INFORMATION SUPPLIED:

§

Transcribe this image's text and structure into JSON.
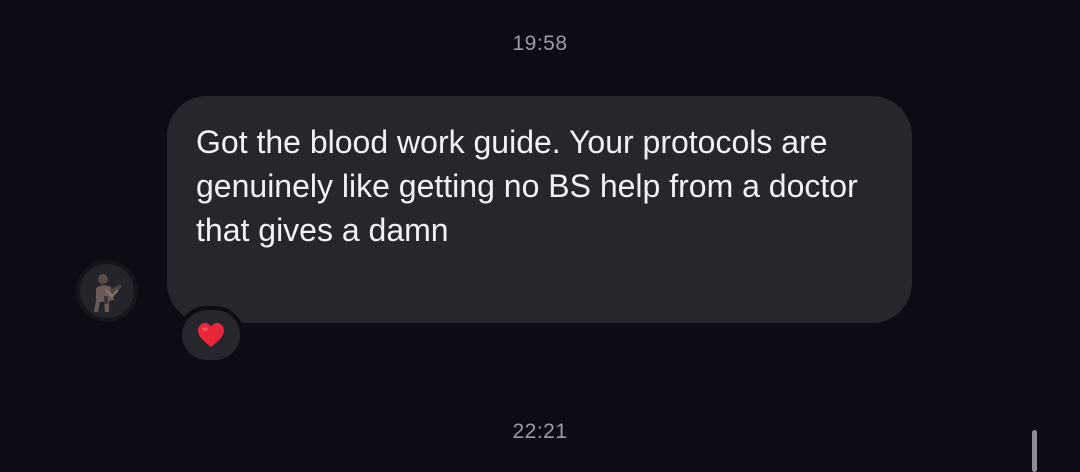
{
  "thread": {
    "timestamp_top": "19:58",
    "timestamp_bottom": "22:21"
  },
  "message": {
    "text": "Got the blood work guide. Your protocols are genuinely like getting no BS help from a doctor that gives a damn",
    "reaction_icon": "red-heart-icon"
  },
  "colors": {
    "background": "#0b0c14",
    "bubble": "#26272c",
    "text": "#f1f1f3",
    "timestamp": "#9a9ca6",
    "heart": "#e8283a"
  }
}
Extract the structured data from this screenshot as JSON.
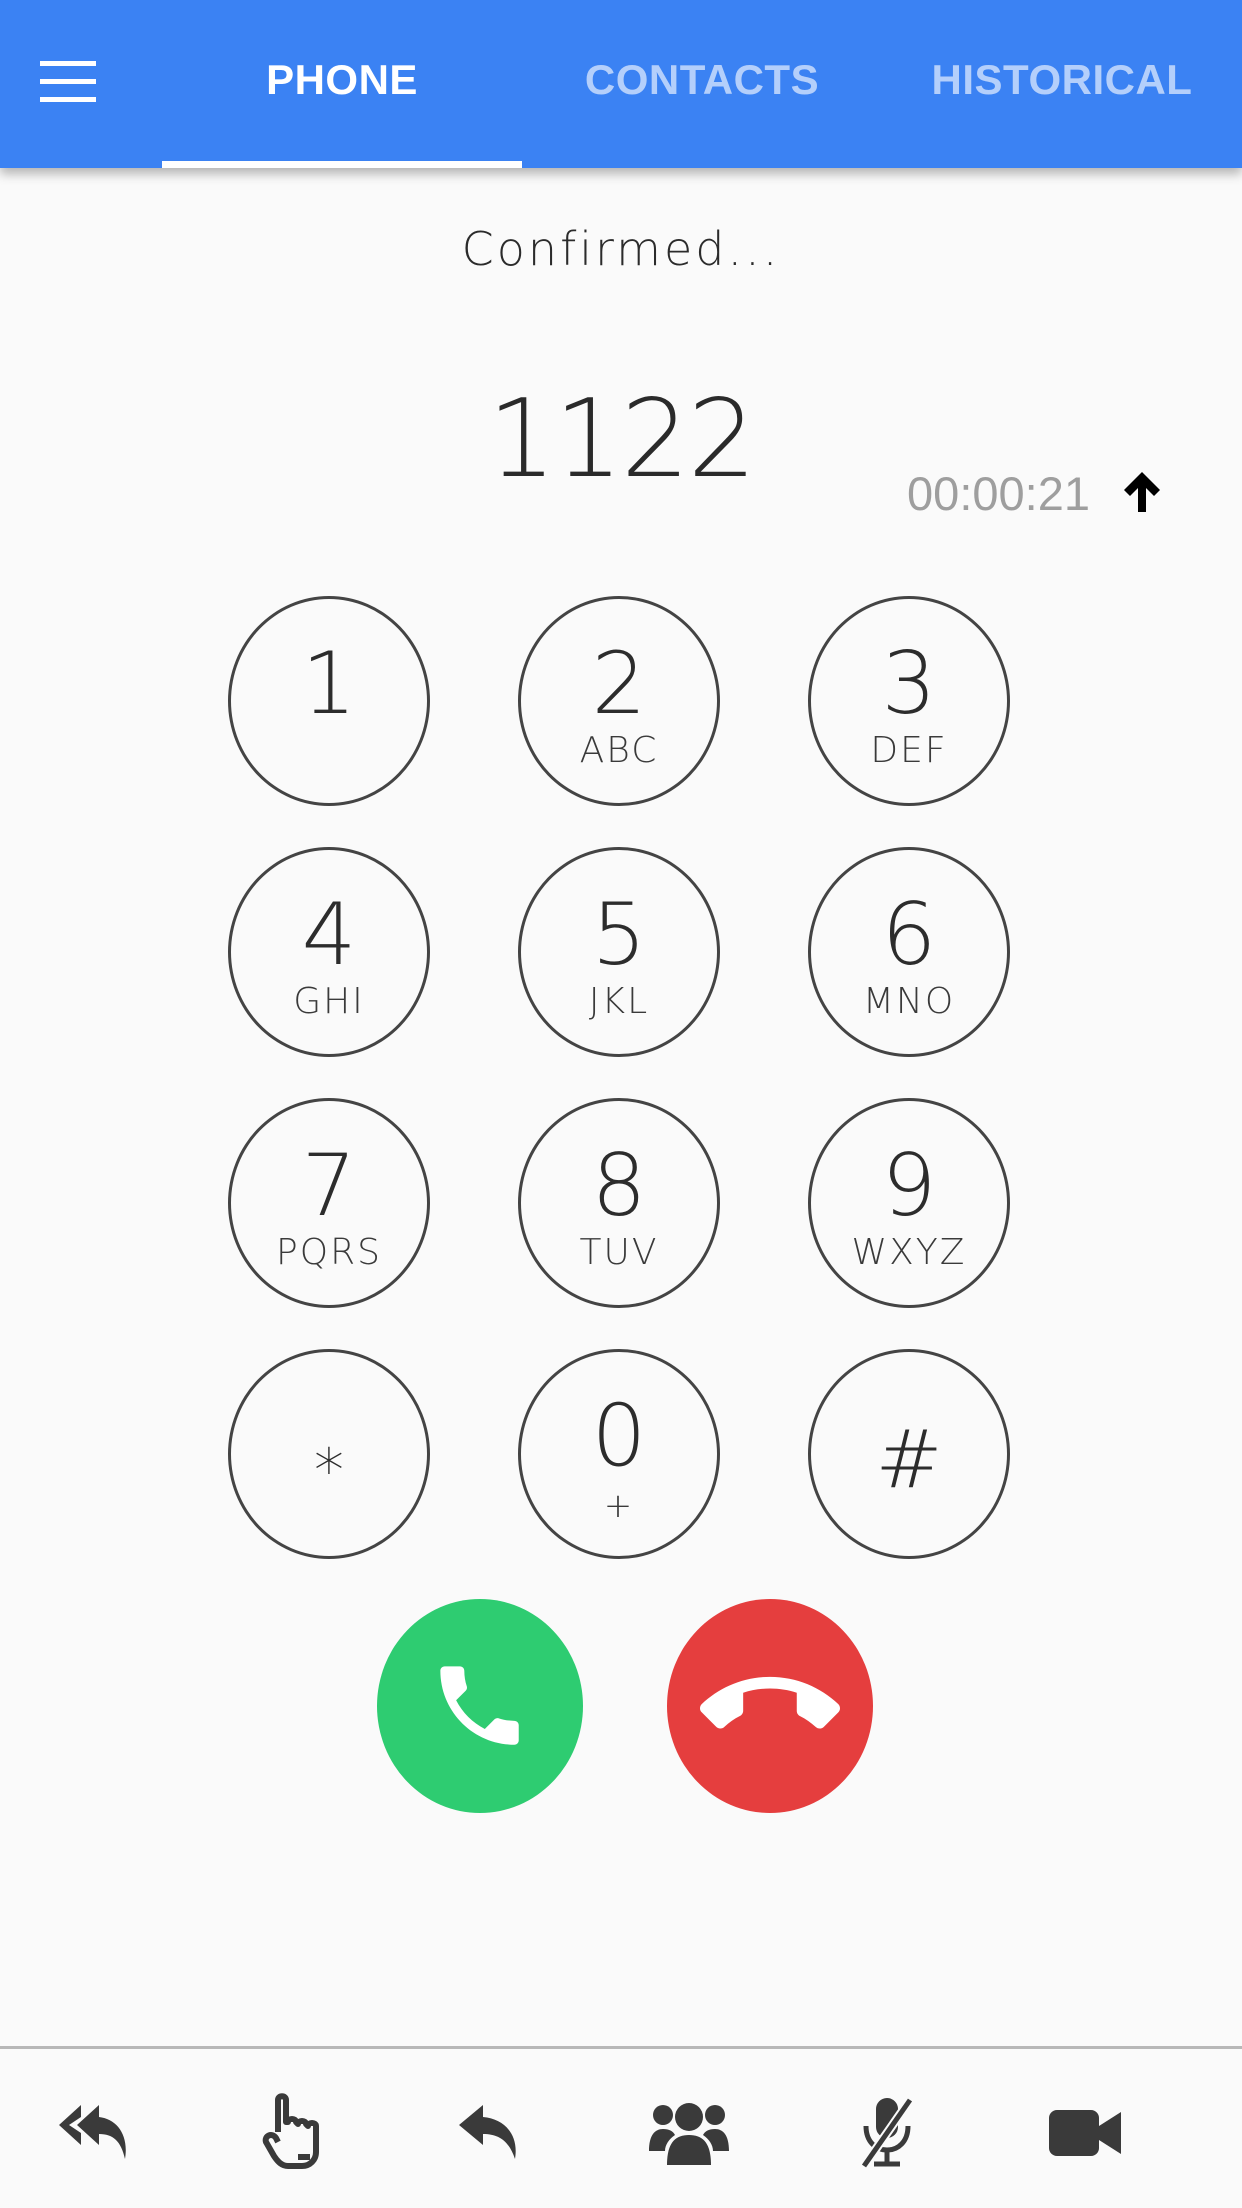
{
  "header": {
    "tabs": [
      {
        "label": "PHONE",
        "active": true
      },
      {
        "label": "CONTACTS",
        "active": false
      },
      {
        "label": "HISTORICAL",
        "active": false
      }
    ],
    "background_color": "#3b82f3"
  },
  "call": {
    "status": "Confirmed...",
    "number": "1122",
    "timer": "00:00:21",
    "direction_icon": "arrow-up-icon"
  },
  "keypad": [
    {
      "digit": "1",
      "letters": ""
    },
    {
      "digit": "2",
      "letters": "ABC"
    },
    {
      "digit": "3",
      "letters": "DEF"
    },
    {
      "digit": "4",
      "letters": "GHI"
    },
    {
      "digit": "5",
      "letters": "JKL"
    },
    {
      "digit": "6",
      "letters": "MNO"
    },
    {
      "digit": "7",
      "letters": "PQRS"
    },
    {
      "digit": "8",
      "letters": "TUV"
    },
    {
      "digit": "9",
      "letters": "WXYZ"
    },
    {
      "digit": "*",
      "letters": ""
    },
    {
      "digit": "0",
      "letters": "+"
    },
    {
      "digit": "#",
      "letters": ""
    }
  ],
  "call_buttons": {
    "accept": {
      "icon": "phone-icon",
      "color": "#2ecc71"
    },
    "hangup": {
      "icon": "phone-hangup-icon",
      "color": "#e53e3e"
    }
  },
  "toolbar": {
    "items": [
      {
        "icon": "reply-all-icon"
      },
      {
        "icon": "hand-pointer-icon"
      },
      {
        "icon": "reply-icon"
      },
      {
        "icon": "users-icon"
      },
      {
        "icon": "microphone-slash-icon"
      },
      {
        "icon": "video-camera-icon"
      }
    ]
  }
}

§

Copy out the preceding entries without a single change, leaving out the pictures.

Transcribe this image's text and structure into JSON.
{
  "thread": {
    "timestamp_top": "19:58",
    "timestamp_bottom": "22:21"
  },
  "message": {
    "text": "Got the blood work guide. Your protocols are genuinely like getting no BS help from a doctor that gives a damn",
    "reaction_icon": "red-heart-icon"
  },
  "colors": {
    "background": "#0b0c14",
    "bubble": "#26272c",
    "text": "#f1f1f3",
    "timestamp": "#9a9ca6",
    "heart": "#e8283a"
  }
}
Extract the structured data from this screenshot as JSON.
{
  "header": {
    "tabs": [
      {
        "label": "PHONE",
        "active": true
      },
      {
        "label": "CONTACTS",
        "active": false
      },
      {
        "label": "HISTORICAL",
        "active": false
      }
    ],
    "background_color": "#3b82f3"
  },
  "call": {
    "status": "Confirmed...",
    "number": "1122",
    "timer": "00:00:21",
    "direction_icon": "arrow-up-icon"
  },
  "keypad": [
    {
      "digit": "1",
      "letters": ""
    },
    {
      "digit": "2",
      "letters": "ABC"
    },
    {
      "digit": "3",
      "letters": "DEF"
    },
    {
      "digit": "4",
      "letters": "GHI"
    },
    {
      "digit": "5",
      "letters": "JKL"
    },
    {
      "digit": "6",
      "letters": "MNO"
    },
    {
      "digit": "7",
      "letters": "PQRS"
    },
    {
      "digit": "8",
      "letters": "TUV"
    },
    {
      "digit": "9",
      "letters": "WXYZ"
    },
    {
      "digit": "*",
      "letters": ""
    },
    {
      "digit": "0",
      "letters": "+"
    },
    {
      "digit": "#",
      "letters": ""
    }
  ],
  "call_buttons": {
    "accept": {
      "icon": "phone-icon",
      "color": "#2ecc71"
    },
    "hangup": {
      "icon": "phone-hangup-icon",
      "color": "#e53e3e"
    }
  },
  "toolbar": {
    "items": [
      {
        "icon": "reply-all-icon"
      },
      {
        "icon": "hand-pointer-icon"
      },
      {
        "icon": "reply-icon"
      },
      {
        "icon": "users-icon"
      },
      {
        "icon": "microphone-slash-icon"
      },
      {
        "icon": "video-camera-icon"
      }
    ]
  }
}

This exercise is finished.